**Task directions:**
Exact wording is needed for every line from the one holding "Read all visible content and emit it as JSON." to the end of the records below; write those lines out and omit the pictures.

(Stored data entries)
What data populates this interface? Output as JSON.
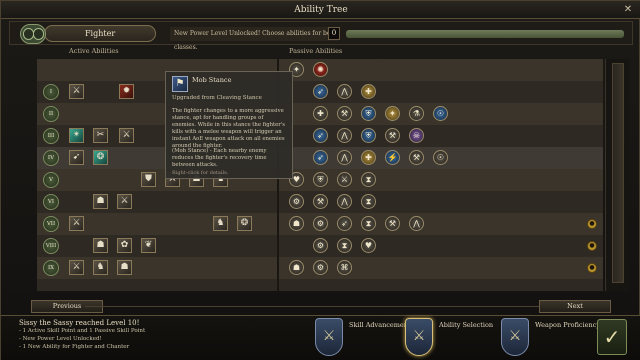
{
  "window": {
    "title": "Ability Tree",
    "close_glyph": "✕"
  },
  "class_tab": {
    "label": "Fighter"
  },
  "notice": {
    "text": "New Power Level Unlocked! Choose abilities for both classes.",
    "count": "0"
  },
  "columns": {
    "active": "Active Abilities",
    "passive": "Passive Abilities"
  },
  "tiers": [
    "I",
    "II",
    "III",
    "IV",
    "V",
    "VI",
    "VII",
    "VIII",
    "IX"
  ],
  "tooltip": {
    "title": "Mob Stance",
    "subtitle": "Upgraded from Cleaving Stance",
    "body": "The fighter changes to a more aggressive stance, apt for handling groups of enemies. While in this stance the fighter's kills with a melee weapon will trigger an instant AoE weapon attack on all enemies around the fighter.",
    "note": "(Mob Stance) - Each nearby enemy reduces the fighter's recovery time between attacks.",
    "hint": "Right-click for details."
  },
  "nav": {
    "previous": "Previous",
    "next": "Next"
  },
  "log": {
    "title": "Sissy the Sassy reached Level 10!",
    "lines": [
      "- 1 Active Skill Point and 1 Passive Skill Point",
      "- New Power Level Unlocked!",
      "- 1 New Ability for Fighter and Chanter"
    ]
  },
  "steps": [
    {
      "label": "Skill Advancement"
    },
    {
      "label": "Ability Selection"
    },
    {
      "label": "Weapon Proficiency"
    }
  ],
  "colors": {
    "accent": "#d8c078",
    "row_highlight": "#3f3a33",
    "lock": "#b8922c"
  }
}
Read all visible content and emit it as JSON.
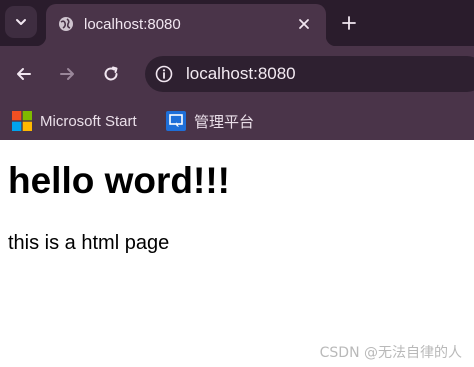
{
  "browser": {
    "tab": {
      "title": "localhost:8080"
    },
    "omnibox": {
      "url": "localhost:8080"
    },
    "bookmarks": [
      {
        "label": "Microsoft Start",
        "icon": "microsoft-logo-icon"
      },
      {
        "label": "管理平台",
        "icon": "admin-platform-icon"
      }
    ],
    "colors": {
      "tabstrip": "#2a1c2c",
      "toolbar": "#4a3449",
      "omnibox": "#2e2030"
    }
  },
  "page": {
    "heading": "hello word!!!",
    "paragraph": "this is a html page"
  },
  "watermark": "CSDN @无法自律的人"
}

**Reply to the task:**
Read all visible content and emit it as JSON.
{
  "browser": {
    "tab": {
      "title": "localhost:8080"
    },
    "omnibox": {
      "url": "localhost:8080"
    },
    "bookmarks": [
      {
        "label": "Microsoft Start",
        "icon": "microsoft-logo-icon"
      },
      {
        "label": "管理平台",
        "icon": "admin-platform-icon"
      }
    ],
    "colors": {
      "tabstrip": "#2a1c2c",
      "toolbar": "#4a3449",
      "omnibox": "#2e2030"
    }
  },
  "page": {
    "heading": "hello word!!!",
    "paragraph": "this is a html page"
  },
  "watermark": "CSDN @无法自律的人"
}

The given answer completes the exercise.